• **Entries from a dataset of interfaces**:
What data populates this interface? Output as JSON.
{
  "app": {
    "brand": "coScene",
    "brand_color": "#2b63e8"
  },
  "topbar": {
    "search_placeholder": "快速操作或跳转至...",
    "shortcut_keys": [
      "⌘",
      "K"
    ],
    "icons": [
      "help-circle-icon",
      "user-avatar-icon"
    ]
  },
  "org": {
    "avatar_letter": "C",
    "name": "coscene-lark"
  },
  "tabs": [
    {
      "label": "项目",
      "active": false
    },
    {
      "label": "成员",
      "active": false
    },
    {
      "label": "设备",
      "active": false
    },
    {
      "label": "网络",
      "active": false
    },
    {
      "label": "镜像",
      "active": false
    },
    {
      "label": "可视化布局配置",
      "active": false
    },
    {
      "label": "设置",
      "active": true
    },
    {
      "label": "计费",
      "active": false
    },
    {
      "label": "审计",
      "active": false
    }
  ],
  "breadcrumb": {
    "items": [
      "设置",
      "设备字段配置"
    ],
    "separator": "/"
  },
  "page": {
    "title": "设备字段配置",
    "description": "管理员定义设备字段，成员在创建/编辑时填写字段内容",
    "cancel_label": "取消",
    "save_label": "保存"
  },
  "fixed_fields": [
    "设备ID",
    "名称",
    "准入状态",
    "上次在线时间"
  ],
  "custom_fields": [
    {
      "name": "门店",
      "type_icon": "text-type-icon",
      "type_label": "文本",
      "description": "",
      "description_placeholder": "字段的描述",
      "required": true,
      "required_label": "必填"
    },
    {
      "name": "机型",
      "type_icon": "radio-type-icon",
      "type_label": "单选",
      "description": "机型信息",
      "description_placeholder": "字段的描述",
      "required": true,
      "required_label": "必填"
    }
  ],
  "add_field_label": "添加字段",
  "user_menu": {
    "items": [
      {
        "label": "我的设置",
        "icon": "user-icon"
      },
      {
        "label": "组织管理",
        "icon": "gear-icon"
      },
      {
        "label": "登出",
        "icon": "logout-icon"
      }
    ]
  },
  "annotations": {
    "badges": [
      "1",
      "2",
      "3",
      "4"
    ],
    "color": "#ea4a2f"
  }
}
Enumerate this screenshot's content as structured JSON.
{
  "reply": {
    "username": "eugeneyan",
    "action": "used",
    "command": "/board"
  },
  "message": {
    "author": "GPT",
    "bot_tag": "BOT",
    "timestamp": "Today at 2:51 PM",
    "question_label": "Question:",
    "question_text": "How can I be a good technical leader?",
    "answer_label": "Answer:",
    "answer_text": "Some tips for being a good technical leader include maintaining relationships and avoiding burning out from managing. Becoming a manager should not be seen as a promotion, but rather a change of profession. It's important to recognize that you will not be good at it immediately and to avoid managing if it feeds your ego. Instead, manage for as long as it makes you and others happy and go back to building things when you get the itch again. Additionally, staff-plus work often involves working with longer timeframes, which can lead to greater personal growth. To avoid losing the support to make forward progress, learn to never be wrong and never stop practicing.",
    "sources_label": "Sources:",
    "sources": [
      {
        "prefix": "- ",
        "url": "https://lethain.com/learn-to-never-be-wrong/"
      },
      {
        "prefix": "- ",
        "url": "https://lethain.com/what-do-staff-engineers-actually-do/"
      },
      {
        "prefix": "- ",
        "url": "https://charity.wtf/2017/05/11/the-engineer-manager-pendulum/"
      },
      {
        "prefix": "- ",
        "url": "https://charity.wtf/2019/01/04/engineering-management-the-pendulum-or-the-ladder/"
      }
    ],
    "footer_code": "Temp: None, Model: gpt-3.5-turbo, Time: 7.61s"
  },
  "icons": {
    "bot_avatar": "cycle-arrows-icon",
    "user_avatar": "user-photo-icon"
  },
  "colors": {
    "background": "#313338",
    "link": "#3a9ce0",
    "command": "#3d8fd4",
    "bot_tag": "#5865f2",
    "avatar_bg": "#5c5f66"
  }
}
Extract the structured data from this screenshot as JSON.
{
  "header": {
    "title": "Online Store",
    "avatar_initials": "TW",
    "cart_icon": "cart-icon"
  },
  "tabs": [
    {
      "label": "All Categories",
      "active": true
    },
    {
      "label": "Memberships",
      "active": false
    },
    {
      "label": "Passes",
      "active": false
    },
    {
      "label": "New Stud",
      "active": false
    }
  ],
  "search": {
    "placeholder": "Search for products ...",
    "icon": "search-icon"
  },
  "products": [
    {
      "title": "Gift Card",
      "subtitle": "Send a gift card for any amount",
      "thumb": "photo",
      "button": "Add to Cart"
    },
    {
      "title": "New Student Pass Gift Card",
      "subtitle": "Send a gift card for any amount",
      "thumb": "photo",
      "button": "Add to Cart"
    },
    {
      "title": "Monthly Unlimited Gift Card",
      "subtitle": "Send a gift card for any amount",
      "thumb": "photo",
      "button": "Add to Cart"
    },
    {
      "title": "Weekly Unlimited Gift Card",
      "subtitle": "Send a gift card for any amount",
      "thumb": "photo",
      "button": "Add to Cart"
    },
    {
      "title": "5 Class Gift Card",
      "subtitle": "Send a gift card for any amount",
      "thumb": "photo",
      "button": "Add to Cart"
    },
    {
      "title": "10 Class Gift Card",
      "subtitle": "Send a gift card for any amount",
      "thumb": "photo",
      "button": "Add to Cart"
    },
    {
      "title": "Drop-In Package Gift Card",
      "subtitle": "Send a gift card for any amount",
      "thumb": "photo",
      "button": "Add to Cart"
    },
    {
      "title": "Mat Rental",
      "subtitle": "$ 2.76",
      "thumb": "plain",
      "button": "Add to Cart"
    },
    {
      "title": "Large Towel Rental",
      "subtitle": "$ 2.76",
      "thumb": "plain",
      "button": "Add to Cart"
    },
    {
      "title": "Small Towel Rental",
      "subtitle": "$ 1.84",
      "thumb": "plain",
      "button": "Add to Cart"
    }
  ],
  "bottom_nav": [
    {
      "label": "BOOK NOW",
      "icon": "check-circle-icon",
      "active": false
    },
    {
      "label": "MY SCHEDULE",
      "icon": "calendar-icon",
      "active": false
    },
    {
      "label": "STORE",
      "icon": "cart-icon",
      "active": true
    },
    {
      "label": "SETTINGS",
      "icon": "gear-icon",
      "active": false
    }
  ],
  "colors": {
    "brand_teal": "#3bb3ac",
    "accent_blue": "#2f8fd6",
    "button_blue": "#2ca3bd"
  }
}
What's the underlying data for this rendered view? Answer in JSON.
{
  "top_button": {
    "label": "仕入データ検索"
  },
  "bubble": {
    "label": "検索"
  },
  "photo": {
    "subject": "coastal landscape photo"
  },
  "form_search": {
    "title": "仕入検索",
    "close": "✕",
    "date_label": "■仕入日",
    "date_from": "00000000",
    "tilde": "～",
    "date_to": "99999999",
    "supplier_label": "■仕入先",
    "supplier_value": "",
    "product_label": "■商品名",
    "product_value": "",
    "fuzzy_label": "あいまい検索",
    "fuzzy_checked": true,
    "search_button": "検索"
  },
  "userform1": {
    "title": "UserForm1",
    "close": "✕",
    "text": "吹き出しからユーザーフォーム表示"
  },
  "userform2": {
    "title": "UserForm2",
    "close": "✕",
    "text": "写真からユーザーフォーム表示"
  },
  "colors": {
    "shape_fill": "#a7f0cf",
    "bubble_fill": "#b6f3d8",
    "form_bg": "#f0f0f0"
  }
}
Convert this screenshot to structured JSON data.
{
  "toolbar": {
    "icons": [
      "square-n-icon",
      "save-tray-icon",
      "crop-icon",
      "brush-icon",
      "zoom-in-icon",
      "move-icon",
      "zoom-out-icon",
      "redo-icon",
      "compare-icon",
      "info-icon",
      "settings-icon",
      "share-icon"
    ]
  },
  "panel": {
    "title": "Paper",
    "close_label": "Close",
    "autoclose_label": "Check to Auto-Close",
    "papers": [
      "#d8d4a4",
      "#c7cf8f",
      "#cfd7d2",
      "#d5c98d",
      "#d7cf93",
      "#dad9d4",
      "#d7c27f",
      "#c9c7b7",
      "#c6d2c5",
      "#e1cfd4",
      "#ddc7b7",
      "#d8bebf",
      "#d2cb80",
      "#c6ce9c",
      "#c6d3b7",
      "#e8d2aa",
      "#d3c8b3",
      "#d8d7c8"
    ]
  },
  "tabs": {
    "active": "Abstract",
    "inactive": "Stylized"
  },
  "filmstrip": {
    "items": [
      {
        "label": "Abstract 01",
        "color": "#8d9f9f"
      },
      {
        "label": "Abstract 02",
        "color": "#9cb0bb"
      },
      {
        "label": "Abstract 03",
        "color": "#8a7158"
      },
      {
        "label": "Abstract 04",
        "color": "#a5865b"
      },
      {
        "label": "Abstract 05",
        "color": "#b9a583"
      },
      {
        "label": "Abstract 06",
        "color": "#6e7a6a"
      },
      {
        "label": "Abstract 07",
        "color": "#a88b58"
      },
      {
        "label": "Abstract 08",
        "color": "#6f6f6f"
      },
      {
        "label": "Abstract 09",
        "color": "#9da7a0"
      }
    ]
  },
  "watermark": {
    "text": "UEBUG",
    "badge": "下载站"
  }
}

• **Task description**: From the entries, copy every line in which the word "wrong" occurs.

• **Result of this task**:
    "answer_text": "Some tips for being a good technical leader include maintaining relationships and avoiding burning out from managing. Becoming a manager should not be seen as a promotion, but rather a change of profession. It's important to recognize that you will not be good at it immediately and to avoid managing if it feeds your ego. Instead, manage for as long as it makes you and others happy and go back to building things when you get the itch again. Additionally, staff-plus work often involves working with longer timeframes, which can lead to greater personal growth. To avoid losing the support to make forward progress, learn to never be wrong and never stop practicing.",
        "url": "https://lethain.com/learn-to-never-be-wrong/"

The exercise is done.